The campaign for Algeria’s parliamentary elections has begun, with voting set to take place on May 10. The poll is seen as a test for reforms aimed at preventing an Arab Spring-style uprising in the ex-French colony.
Campaigning began in Algeria on Sunday for elections that are being viewed as a litmus test for the ruling elite's ability to avert a popular uprising similar to those in Egypt, Libya and Tunisia.
The poll would be "a decisive gamble which it is incumbent on us to win, because we have no other choice but to succeed," President Abdelaziz Bouteflika said in an advance message to mark Algeria's Day of Knowledge on Monday.

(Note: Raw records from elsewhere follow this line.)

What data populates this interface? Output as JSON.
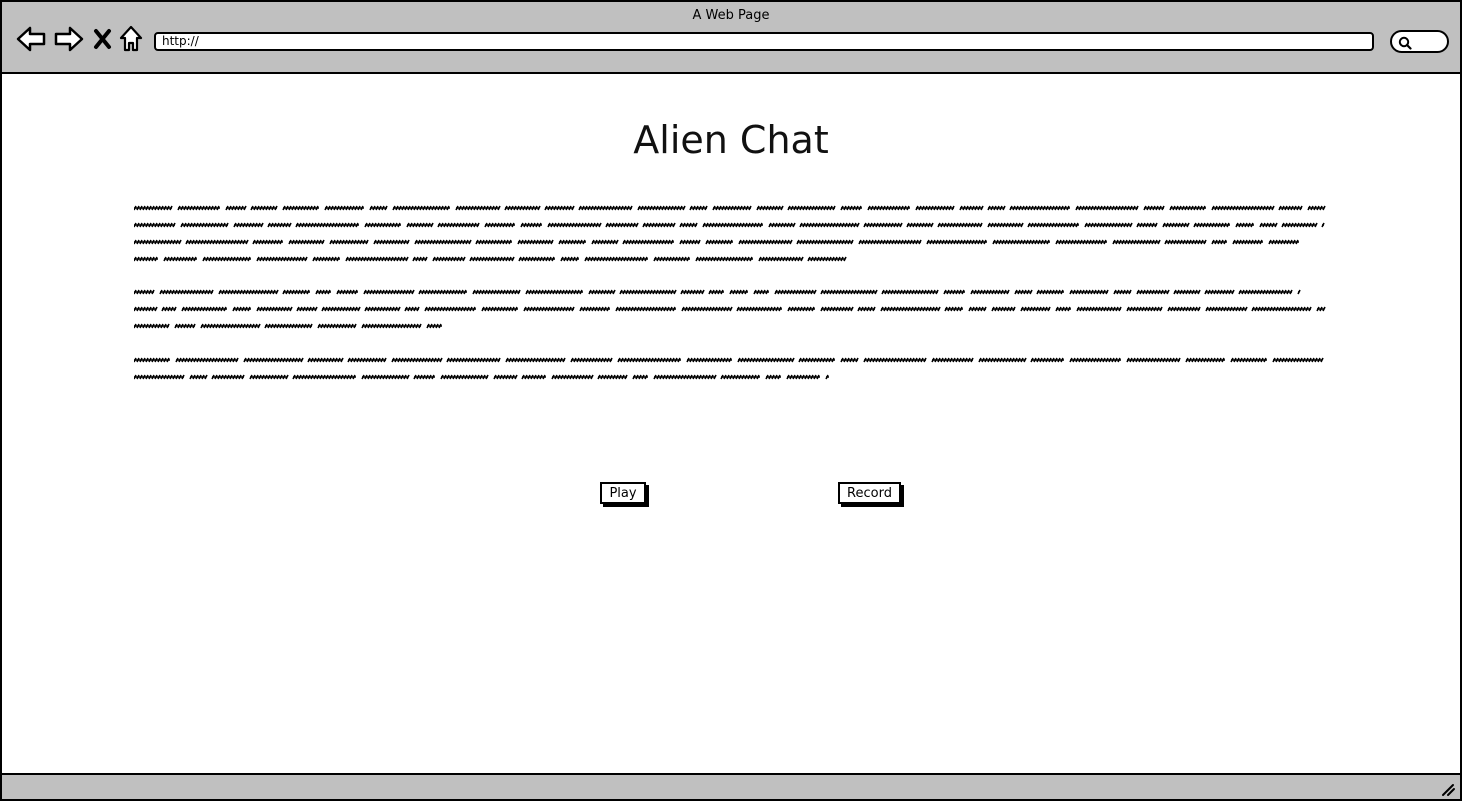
{
  "window": {
    "title": "A Web Page"
  },
  "toolbar": {
    "back_icon": "back-arrow-icon",
    "forward_icon": "forward-arrow-icon",
    "stop_icon": "close-icon",
    "home_icon": "home-icon",
    "url_value": "http://",
    "search_icon": "search-icon"
  },
  "page": {
    "title": "Alien Chat",
    "play_label": "Play",
    "record_label": "Record"
  },
  "colors": {
    "chrome": "#c0c0c0",
    "border": "#000000",
    "background": "#ffffff"
  }
}
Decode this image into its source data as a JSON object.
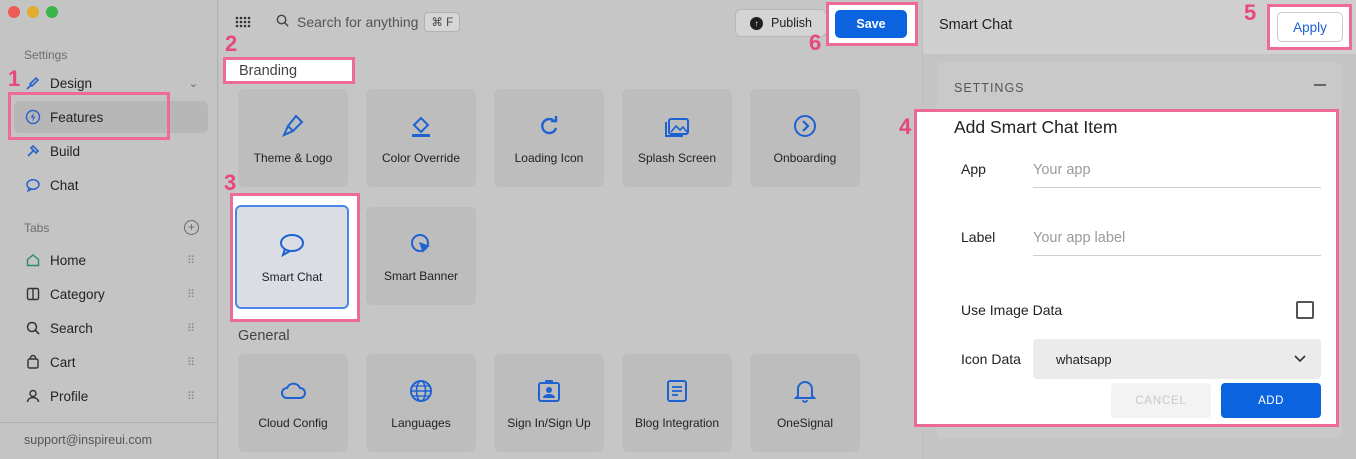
{
  "sidebar": {
    "settings_label": "Settings",
    "items": [
      {
        "label": "Design",
        "icon": "design-brush-icon"
      },
      {
        "label": "Features",
        "icon": "bolt-icon"
      },
      {
        "label": "Build",
        "icon": "hammer-icon"
      },
      {
        "label": "Chat",
        "icon": "chat-icon"
      }
    ],
    "tabs_label": "Tabs",
    "tabs": [
      {
        "label": "Home",
        "icon": "home-icon"
      },
      {
        "label": "Category",
        "icon": "category-icon"
      },
      {
        "label": "Search",
        "icon": "search-icon"
      },
      {
        "label": "Cart",
        "icon": "cart-icon"
      },
      {
        "label": "Profile",
        "icon": "profile-icon"
      }
    ],
    "support_email": "support@inspireui.com"
  },
  "toolbar": {
    "search_placeholder": "Search for anything",
    "search_shortcut": "⌘ F",
    "publish_label": "Publish",
    "save_label": "Save"
  },
  "main": {
    "branding_label": "Branding",
    "general_label": "General",
    "branding_tiles": [
      {
        "label": "Theme & Logo",
        "icon": "paintbrush-icon"
      },
      {
        "label": "Color Override",
        "icon": "paint-bucket-icon"
      },
      {
        "label": "Loading Icon",
        "icon": "refresh-icon"
      },
      {
        "label": "Splash Screen",
        "icon": "image-stack-icon"
      },
      {
        "label": "Onboarding",
        "icon": "arrow-circle-icon"
      },
      {
        "label": "Smart Chat",
        "icon": "speech-bubble-icon"
      },
      {
        "label": "Smart Banner",
        "icon": "cursor-target-icon"
      }
    ],
    "general_tiles": [
      {
        "label": "Cloud Config",
        "icon": "cloud-icon"
      },
      {
        "label": "Languages",
        "icon": "globe-icon"
      },
      {
        "label": "Sign In/Sign Up",
        "icon": "id-card-icon"
      },
      {
        "label": "Blog Integration",
        "icon": "article-icon"
      },
      {
        "label": "OneSignal",
        "icon": "bell-icon"
      }
    ]
  },
  "panel": {
    "title": "Smart Chat",
    "apply_label": "Apply",
    "settings_header": "SETTINGS",
    "form_title": "Add Smart Chat Item",
    "app_label": "App",
    "app_placeholder": "Your app",
    "label_label": "Label",
    "label_placeholder": "Your app label",
    "use_image_label": "Use Image Data",
    "icon_data_label": "Icon Data",
    "icon_data_value": "whatsapp",
    "cancel_label": "CANCEL",
    "add_label": "ADD"
  },
  "annotations": [
    "1",
    "2",
    "3",
    "4",
    "5",
    "6"
  ],
  "colors": {
    "accent": "#0b63e0",
    "annotation": "#ee6b98",
    "icon_blue": "#1e62d2"
  }
}
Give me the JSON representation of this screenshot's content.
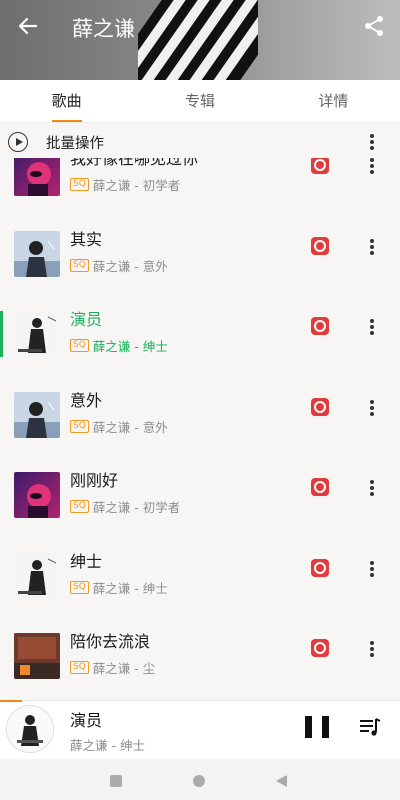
{
  "header": {
    "title": "薛之谦",
    "back_icon": "back-arrow-icon",
    "share_icon": "share-icon"
  },
  "tabs": [
    {
      "label": "歌曲",
      "active": true
    },
    {
      "label": "专辑",
      "active": false
    },
    {
      "label": "详情",
      "active": false
    }
  ],
  "batch": {
    "label": "批量操作"
  },
  "songs": [
    {
      "title": "我好像在哪见过你",
      "artist_album": "薛之谦 - 初学者",
      "quality": "SQ",
      "art": "art-pink",
      "playing": false
    },
    {
      "title": "其实",
      "artist_album": "薛之谦 - 意外",
      "quality": "SQ",
      "art": "art-blue",
      "playing": false
    },
    {
      "title": "演员",
      "artist_album": "薛之谦 - 绅士",
      "quality": "SQ",
      "art": "art-bw",
      "playing": true
    },
    {
      "title": "意外",
      "artist_album": "薛之谦 - 意外",
      "quality": "SQ",
      "art": "art-blue",
      "playing": false
    },
    {
      "title": "刚刚好",
      "artist_album": "薛之谦 - 初学者",
      "quality": "SQ",
      "art": "art-pink",
      "playing": false
    },
    {
      "title": "绅士",
      "artist_album": "薛之谦 - 绅士",
      "quality": "SQ",
      "art": "art-bw",
      "playing": false
    },
    {
      "title": "陪你去流浪",
      "artist_album": "薛之谦 - 尘",
      "quality": "SQ",
      "art": "art-dust",
      "playing": false
    }
  ],
  "player": {
    "title": "演员",
    "artist_album": "薛之谦 - 绅士",
    "progress": 0.055
  },
  "colors": {
    "accent": "#ef8a16",
    "playing": "#19b15c",
    "netease": "#e23b3b"
  }
}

Deadly rioting in January 2011 coincided with an uprising in neighboring Tunisia that toppled Zine el Abidine Ben Ali from his role as president.
Participation seen as key
Bouteflika responded to that unrest by promising reforms, allowing 23 new political parties and creating 73 new seats in the country's parliament.
Turnout is being seen as the main barometer in the May 10 vote, which Bouteflika has identified as a "crucial phase" for the country.
The official election slogan, "Algeria is our spring," has been adopted in an effort to encourage transition over revolution.
Since the unrest, the government has accelerated work on building more than a million homes, which were promised in 1999 when Bouteflika first became president.
Opponents say the authorities' moves towards reform are superficial and that the elite are not genuinely prepared to relinquish power.
rc/tj (AFP, AP, Reuters)